According to Jon and Mary Hurley, the coffee shop employed six part-time employees at the time of the fire. Like the Herbs staff, these workers likely have to pick up hours at their other jobs, or need to find other ways of supplementing their income while the Crows Nest moves into their temporary location.
“As hard as it was to see our shop burn, we have no choice now but to move forward and look to the future. We have two kids living at home and Crow’s Nest is how we’ve kept the lights on the last decade. It’s not easy making a living in this community,” Mary said, “We’ve been blessed to be able to live and raise our family in our hometown. One of the keys to our success has been that location on lower Spring Street so we have no plans to relocate permanently. We love our spot! It’s just going to take a while to get back there. In the meantime, we’ll be moving into what locals know as, “The Skinny Latte Shop”.”
Customers won’t have to wait too long to get their Crows Nest coffee fix as they hope to be up and running within the next couple of weeks.
The Crows Nest originated after Jon’s Uncle Roy, who the family tragically lost in 2020, opened a drive-thru coffee shop (the first drive-thru on the island) in the ’90s. “Mary and I met and fell in love working at Roy’s. We got married and opened up Crow’s Nest together when my family sold the Drive-Thru in 2012.”
Jon said he has always had a passion for coffee and wanted to follow in his uncle’s footsteps and carve out a place of his own in the heart of downtown. “Every inch of our new shop was infused with our style and DNA. We both come from old island families with lots of fishermen so keeping in the nautical theme was really important to us. We hung old photos of Friday Harbor on the walls as a reminder of the old days. “ Jon said .”Our signs and menus were all hand-made and decorated with agates and beach glass. We stamped our cups with a crow—a nod to our time at Roy’s, where the ‘Crow’ image became synonymous with our coffee. The original Crow Stamp was the inspiration for the name ‘Crows Nest’”
As mentioned above, the Hurleys have set up a GoFund Me site. Besides donating, Mary said, the best thing locals can do is stop by and grab a coffee at their temporary location.

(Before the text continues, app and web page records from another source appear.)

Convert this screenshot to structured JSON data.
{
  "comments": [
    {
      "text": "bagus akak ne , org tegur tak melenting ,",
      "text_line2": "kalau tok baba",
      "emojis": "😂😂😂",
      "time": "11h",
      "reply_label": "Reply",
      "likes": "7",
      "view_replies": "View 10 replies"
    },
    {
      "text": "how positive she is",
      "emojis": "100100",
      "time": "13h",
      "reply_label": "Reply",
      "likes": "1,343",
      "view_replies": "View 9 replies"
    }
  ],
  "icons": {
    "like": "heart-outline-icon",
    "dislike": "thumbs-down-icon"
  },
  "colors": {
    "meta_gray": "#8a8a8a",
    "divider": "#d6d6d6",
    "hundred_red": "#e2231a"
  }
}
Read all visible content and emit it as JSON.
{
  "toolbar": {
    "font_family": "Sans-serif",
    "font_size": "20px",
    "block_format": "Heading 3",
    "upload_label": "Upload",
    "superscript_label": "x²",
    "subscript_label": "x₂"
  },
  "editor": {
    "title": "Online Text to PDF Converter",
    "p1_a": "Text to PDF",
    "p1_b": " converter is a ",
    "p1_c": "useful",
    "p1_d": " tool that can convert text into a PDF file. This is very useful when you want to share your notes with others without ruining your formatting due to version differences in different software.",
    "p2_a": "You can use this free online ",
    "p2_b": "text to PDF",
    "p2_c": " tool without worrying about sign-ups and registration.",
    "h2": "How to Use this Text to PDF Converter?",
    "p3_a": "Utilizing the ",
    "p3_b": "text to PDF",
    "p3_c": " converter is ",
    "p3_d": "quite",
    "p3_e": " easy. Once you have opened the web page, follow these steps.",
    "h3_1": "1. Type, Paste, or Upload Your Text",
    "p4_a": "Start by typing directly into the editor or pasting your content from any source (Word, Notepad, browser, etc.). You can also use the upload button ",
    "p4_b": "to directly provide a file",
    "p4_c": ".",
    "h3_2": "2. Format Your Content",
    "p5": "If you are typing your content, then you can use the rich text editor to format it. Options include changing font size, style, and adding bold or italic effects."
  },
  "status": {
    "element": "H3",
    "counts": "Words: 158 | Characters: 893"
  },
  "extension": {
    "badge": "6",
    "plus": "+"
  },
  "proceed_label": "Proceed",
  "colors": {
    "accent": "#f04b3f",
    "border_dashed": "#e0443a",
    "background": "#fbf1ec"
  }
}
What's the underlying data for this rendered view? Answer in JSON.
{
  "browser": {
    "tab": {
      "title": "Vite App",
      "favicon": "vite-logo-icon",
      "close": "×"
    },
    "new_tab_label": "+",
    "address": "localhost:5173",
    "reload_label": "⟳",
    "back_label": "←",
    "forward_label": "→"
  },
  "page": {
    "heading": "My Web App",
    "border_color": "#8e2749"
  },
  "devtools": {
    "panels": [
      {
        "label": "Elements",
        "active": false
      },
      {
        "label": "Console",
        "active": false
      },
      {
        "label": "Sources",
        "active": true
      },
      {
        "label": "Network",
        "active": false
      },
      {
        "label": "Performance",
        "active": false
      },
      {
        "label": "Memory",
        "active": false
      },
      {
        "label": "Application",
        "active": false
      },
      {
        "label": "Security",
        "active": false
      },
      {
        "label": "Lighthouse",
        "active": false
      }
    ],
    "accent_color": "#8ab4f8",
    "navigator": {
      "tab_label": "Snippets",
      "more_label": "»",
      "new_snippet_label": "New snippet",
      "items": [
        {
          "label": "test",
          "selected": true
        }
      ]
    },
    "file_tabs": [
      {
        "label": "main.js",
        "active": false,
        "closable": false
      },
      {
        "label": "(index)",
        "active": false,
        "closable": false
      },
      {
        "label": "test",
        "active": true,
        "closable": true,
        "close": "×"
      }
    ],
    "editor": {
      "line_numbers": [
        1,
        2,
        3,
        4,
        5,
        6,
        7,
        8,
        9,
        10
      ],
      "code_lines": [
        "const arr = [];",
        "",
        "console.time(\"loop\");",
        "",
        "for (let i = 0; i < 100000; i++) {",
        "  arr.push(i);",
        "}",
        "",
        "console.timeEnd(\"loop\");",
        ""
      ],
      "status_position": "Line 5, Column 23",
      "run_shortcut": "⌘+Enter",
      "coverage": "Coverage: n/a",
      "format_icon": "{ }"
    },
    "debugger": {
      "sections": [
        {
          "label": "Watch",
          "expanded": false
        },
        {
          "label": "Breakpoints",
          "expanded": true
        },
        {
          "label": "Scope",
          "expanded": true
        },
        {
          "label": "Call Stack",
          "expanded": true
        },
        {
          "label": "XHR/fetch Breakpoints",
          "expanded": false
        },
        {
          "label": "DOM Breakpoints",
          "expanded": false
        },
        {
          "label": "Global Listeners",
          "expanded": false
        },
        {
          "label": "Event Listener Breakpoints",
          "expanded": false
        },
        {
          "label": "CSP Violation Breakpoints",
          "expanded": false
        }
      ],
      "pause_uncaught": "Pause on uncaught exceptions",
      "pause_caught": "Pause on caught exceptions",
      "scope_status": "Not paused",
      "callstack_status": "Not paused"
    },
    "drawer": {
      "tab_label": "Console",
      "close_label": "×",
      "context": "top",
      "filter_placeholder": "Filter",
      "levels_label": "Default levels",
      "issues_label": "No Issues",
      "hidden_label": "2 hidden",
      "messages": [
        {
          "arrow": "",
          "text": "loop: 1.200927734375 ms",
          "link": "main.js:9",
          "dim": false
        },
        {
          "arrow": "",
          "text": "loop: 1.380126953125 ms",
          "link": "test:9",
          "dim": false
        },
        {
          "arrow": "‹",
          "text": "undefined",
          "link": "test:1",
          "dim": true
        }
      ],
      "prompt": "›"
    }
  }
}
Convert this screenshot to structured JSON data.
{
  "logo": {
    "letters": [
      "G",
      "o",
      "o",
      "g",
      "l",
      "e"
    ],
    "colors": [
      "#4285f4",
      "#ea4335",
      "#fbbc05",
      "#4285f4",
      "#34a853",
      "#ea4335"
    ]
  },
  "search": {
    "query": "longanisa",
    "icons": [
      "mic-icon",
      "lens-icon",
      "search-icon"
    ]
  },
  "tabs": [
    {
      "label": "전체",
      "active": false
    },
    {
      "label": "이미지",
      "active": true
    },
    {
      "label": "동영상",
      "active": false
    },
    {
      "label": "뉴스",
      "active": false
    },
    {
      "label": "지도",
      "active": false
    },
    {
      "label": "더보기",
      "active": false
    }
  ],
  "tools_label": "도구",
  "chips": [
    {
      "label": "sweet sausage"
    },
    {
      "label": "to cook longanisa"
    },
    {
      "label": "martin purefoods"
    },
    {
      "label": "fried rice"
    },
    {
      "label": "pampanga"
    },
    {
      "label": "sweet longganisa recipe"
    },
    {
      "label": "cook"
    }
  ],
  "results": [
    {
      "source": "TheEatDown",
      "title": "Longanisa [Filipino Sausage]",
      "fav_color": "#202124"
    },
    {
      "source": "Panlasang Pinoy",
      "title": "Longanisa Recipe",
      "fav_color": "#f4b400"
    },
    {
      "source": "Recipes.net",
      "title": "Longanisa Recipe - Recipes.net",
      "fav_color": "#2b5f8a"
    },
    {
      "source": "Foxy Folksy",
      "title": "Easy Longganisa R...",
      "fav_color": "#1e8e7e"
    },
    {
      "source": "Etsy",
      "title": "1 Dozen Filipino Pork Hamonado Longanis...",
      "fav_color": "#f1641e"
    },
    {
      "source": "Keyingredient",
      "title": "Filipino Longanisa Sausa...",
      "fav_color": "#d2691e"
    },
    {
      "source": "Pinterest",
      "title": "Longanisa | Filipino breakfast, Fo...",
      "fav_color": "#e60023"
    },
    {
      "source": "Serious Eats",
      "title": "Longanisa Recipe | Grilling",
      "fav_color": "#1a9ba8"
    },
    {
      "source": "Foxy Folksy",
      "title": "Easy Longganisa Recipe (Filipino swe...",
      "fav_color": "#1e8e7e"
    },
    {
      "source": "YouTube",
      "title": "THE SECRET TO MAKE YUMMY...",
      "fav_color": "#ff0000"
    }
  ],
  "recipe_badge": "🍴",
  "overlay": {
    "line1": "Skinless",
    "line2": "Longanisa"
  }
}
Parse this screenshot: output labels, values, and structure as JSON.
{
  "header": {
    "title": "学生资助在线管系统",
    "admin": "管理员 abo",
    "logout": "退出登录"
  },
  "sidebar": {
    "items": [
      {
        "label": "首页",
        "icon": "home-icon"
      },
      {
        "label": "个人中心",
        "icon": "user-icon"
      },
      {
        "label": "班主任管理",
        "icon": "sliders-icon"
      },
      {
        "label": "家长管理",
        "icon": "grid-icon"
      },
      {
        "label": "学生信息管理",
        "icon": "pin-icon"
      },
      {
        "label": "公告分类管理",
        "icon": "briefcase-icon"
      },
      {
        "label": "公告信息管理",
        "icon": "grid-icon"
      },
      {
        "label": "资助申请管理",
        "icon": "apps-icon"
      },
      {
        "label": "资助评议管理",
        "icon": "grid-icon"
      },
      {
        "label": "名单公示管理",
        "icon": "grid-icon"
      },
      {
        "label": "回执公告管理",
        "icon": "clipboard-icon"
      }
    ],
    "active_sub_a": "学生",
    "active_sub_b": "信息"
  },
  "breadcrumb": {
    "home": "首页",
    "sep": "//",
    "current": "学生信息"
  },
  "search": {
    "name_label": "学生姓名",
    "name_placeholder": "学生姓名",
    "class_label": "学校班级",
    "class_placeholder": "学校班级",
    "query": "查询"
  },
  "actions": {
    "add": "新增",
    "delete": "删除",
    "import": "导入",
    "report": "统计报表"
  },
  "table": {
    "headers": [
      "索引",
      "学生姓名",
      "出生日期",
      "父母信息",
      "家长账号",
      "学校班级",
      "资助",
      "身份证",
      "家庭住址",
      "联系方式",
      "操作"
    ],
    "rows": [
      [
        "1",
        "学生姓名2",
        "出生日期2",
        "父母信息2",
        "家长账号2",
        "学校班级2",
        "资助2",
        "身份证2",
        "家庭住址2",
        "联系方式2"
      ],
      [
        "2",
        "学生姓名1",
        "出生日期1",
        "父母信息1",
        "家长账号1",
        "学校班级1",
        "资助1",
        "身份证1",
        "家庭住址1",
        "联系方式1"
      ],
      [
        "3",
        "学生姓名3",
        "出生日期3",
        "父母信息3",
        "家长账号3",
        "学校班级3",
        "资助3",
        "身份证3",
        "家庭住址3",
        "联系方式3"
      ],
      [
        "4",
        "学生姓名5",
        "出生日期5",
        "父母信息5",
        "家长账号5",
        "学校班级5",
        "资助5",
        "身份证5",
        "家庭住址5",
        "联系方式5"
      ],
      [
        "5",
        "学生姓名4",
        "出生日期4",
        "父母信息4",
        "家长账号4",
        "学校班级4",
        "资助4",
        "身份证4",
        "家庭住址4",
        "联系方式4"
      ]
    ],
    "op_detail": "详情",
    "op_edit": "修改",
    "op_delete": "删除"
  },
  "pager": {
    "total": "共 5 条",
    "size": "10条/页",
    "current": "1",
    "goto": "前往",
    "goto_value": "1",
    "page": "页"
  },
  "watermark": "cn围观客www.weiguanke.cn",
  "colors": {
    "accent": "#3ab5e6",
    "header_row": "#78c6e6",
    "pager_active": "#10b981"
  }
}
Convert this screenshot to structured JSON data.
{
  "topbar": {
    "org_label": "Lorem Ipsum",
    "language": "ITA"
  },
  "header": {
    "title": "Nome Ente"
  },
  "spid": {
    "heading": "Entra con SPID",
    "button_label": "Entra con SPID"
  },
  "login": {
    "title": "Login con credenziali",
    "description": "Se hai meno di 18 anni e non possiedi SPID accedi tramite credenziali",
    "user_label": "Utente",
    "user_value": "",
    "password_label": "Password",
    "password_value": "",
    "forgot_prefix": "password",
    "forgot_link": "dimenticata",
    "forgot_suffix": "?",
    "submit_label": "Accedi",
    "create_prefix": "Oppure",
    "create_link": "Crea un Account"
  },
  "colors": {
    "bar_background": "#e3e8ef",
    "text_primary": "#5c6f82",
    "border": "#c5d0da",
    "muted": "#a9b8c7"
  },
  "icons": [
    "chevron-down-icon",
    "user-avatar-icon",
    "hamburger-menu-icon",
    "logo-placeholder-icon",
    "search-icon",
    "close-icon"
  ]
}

“We’d really like to thank the community. We’ve received so much love and support; it’s been overcoming—in a good way. I don’t know how we’d get through this if we were anywhere other than Friday Harbor,” Jon said. “We lost so much. It was devastating to watch our shop just crumble to the ground. But what we worked so hard to build over the last 10 years is still there—the world we created, our customer base and our reputation for serving this community damn good coffee. What’s important still remains. And we will rebuild.”